The former ESMA

In 1924, the City of Buenos Aires allocated 17 hectares to the Navy with a specific goal: to establish a school for petty officers of the Navy. The first construction, inaugurated in 1928, was the building known as Cuatro Columnas (Four Columns) located in the central pavilion. Two more central buildings were built in the 1930s and 1950s: the School of Naval Warfare and the Officers’ Club.

As the years went by, many other constructions were built on these grounds. There are a total of  35 buildings that gave the place a similar feel to that of a small city. The buildings had diverse uses: housing, a shooting range, auto repair and electrical shops, printing presses, laundry rooms, a swimming pool, an infirmary, a bakery, a cafeteria and kitchen, a library, a bar and a chapel.

The students of the Navy School of Mechanics (ESMA) entered the academy at the age of 15 as aspiring navy officers. They were able to major on 7 different specializations: sea, electricity, mechanics, artillery, communications, supplies and radar operation.

In 1976, ESMA started to function as a Clandestine Center of Detention, Torture and Extermination of aproximately 5,000 detained-disappeared people.

The Officers’ Club was the core of the military repression, but the whole place –including educational institutions– was at the service of illegal actions. Thus, the entire ESMA served two purposes, working as both a School and a Clandestine Center of Detention, Torture and Extermination.

When the military-dictatorship ended in 1983, the premises continued to function as a school for Navy petty-officers. In light of the crimes against humanity that were committed here, however, the Argentine public continued to wonder what was the best way to honor this space. Faced with the fact that the people responsible weren’t being prosecuted and the government was promoting impunity policies such as the demolition of ESMA to turn it into real estate property, several human rights organizations persisted in their attempts to preserve ESMA. In 1998, the families of the disappeared filed for an injunction in order to prevent its destruction.

Finally, on May 24, 2004, the State signed an agreement with the Government of the City of Buenos Aires that evicted the Navy from ESMA, and turned the premises into an Area for Memory and the Promotion and Defence of Human Rights.

Today, ESMA is run by a public consortium composed of representatives from the State, the Autonomous City of Buenos Aires, and several human rights organizations.
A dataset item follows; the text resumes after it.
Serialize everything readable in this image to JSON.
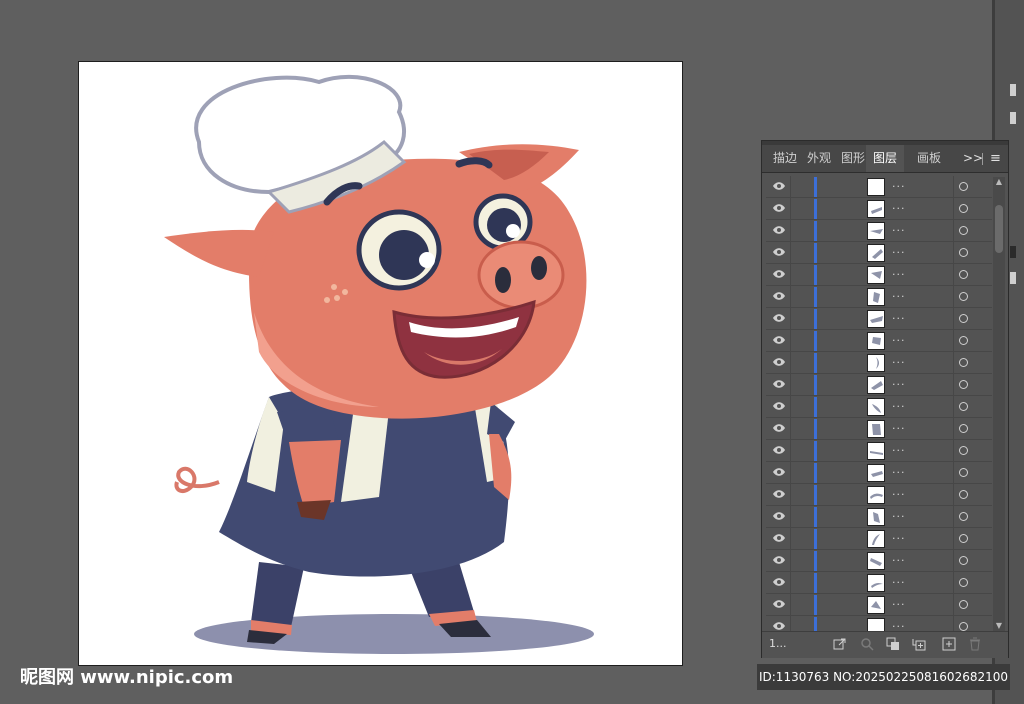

Since its recovery, these three actors have committed themselves to a collaborative project for the Officers’ Club. In 2013, the work began for the preservation and creation of the museum, known today as the ESMA Museum and Site of Memory – Former Clandestine Center of Detention, Torture and Extermination (CCDTyE).